What are the symptoms of coeliac disease?
Coeliac disease can produce a variety of symptoms and can even be asymptomatic. It is often undiagnosed or misdiagnosed due to the range of symptoms patients can present with.
Common symptoms include: diarrhoea, bloating, weight loss, fatigue, headaches, bone pain, wind and abdominal pain. In children growth problems, rickets, iron-resistant anaemia, and personality problems can be symptoms. Infants may show vomiting, diarrhoea and abdominal pain.
Coeliac disease should be considered in people with iron or folate anaemia, unexplained vitamin and mineral deficiencies, chronic fatigue, persistent mouth ulcers, in those with osteoporosis, type 1 diabetes, no menstrual cycle, fertility problems, autoimmune thyroid disease, unexplained neurological disorders, and a family history of coeliac disease.
What should be done when coeliac disease is suspected?
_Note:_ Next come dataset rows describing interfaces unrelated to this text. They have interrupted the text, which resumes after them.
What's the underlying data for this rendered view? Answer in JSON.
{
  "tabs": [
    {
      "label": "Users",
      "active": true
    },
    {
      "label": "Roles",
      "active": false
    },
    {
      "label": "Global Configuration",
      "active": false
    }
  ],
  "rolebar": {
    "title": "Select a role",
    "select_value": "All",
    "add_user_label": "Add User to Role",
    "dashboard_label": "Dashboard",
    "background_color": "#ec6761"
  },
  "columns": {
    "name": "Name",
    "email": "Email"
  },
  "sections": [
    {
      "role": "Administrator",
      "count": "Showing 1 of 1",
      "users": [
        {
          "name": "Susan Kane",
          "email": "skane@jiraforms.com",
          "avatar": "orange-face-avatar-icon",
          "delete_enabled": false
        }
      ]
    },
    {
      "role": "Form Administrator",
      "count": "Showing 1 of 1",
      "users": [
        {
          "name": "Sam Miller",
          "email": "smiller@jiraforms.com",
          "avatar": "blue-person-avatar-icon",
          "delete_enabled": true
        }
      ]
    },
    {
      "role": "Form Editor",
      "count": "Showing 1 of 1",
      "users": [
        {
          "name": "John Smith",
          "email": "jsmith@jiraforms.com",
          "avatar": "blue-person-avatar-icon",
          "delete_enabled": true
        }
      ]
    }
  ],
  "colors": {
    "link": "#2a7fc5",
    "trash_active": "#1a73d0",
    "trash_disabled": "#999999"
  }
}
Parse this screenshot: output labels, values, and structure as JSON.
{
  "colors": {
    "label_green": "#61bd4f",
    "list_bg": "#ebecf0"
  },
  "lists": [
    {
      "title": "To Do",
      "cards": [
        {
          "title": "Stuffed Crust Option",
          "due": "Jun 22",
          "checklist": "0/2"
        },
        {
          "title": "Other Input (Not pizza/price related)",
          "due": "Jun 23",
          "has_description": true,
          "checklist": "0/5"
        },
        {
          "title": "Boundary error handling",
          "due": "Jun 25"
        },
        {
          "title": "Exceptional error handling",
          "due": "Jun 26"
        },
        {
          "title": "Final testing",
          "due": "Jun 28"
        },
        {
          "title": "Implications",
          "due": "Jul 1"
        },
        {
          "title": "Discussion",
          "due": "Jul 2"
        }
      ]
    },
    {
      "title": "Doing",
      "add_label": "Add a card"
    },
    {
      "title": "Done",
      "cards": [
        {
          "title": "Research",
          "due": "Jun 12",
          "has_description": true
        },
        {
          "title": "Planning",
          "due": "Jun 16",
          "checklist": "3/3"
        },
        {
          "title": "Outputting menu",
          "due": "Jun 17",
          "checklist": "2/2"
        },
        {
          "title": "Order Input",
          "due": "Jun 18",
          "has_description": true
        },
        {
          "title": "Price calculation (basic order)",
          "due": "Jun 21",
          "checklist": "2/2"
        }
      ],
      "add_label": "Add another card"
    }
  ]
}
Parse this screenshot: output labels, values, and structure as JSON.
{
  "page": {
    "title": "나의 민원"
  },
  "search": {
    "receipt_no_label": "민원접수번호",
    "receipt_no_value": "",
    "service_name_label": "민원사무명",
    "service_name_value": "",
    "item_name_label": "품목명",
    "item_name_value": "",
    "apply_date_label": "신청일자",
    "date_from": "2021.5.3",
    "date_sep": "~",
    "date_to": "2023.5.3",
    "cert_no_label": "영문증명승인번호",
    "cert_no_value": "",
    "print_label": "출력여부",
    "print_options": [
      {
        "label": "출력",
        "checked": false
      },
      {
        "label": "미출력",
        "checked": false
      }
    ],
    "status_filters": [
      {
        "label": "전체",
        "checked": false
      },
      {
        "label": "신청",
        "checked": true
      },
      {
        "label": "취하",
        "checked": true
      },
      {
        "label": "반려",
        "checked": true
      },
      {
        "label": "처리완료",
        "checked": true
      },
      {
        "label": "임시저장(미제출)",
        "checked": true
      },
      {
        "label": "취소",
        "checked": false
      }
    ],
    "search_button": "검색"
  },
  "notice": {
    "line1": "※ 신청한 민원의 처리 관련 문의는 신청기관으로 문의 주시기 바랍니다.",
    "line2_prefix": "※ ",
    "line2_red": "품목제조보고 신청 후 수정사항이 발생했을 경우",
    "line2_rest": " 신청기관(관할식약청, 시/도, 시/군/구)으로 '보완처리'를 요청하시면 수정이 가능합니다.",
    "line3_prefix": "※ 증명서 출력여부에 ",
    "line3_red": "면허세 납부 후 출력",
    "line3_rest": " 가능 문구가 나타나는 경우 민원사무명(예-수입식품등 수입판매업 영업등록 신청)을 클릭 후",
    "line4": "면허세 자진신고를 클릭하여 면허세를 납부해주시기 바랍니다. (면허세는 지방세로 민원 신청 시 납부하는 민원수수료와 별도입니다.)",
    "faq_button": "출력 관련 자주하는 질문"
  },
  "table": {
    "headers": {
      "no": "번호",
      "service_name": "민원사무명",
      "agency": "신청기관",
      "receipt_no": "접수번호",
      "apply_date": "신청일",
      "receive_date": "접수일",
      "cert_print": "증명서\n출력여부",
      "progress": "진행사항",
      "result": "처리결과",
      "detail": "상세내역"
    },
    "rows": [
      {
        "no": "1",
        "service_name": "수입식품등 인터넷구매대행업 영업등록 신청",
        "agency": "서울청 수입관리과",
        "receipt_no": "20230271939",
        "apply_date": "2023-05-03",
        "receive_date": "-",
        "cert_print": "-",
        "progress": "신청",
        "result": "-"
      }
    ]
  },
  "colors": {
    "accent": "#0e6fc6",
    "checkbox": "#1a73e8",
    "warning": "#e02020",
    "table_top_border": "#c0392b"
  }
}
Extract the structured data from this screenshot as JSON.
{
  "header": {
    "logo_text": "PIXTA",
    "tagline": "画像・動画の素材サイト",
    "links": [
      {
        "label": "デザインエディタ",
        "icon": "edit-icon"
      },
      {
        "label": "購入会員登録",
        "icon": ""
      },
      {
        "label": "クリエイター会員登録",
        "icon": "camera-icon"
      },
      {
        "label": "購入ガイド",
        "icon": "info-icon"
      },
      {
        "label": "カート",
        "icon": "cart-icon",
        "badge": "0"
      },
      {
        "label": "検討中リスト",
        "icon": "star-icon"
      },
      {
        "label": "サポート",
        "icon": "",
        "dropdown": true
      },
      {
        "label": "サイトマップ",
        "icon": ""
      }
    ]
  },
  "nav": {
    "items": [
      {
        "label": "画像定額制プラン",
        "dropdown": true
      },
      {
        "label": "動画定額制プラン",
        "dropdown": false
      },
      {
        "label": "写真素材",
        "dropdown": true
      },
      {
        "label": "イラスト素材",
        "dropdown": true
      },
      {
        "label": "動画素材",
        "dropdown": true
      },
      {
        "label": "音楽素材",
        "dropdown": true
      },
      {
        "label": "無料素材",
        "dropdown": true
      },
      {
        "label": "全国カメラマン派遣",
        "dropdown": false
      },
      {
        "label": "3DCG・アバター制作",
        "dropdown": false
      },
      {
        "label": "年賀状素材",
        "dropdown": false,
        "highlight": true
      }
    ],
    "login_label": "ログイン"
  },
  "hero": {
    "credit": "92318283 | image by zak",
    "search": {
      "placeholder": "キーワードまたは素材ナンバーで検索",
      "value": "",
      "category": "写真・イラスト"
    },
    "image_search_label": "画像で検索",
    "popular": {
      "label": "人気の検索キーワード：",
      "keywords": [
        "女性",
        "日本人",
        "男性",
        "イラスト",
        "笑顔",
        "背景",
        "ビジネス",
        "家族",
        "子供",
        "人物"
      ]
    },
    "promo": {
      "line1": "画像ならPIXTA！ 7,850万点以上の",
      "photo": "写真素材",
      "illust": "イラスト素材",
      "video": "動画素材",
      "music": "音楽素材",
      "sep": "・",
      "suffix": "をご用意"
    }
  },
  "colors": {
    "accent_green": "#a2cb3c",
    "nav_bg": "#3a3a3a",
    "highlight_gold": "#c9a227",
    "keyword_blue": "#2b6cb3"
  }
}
If you have a suspicion of coeliac disease it is important to continue eating gluten until you have been tested. The first step is to visit your GP, they will arrange a blood test that test your antibodies. In people with coeliac disease Endomysial antibodies (EMA) and tissue Transglutaminase antibodies (tTGA) are produced when gluten is eaten. It is possible to have a false negative test therefore final diagnosis requires intestinal biopsy, where a small tissue fragment is collected and the villi are looked at to see if they are flattened or damaged.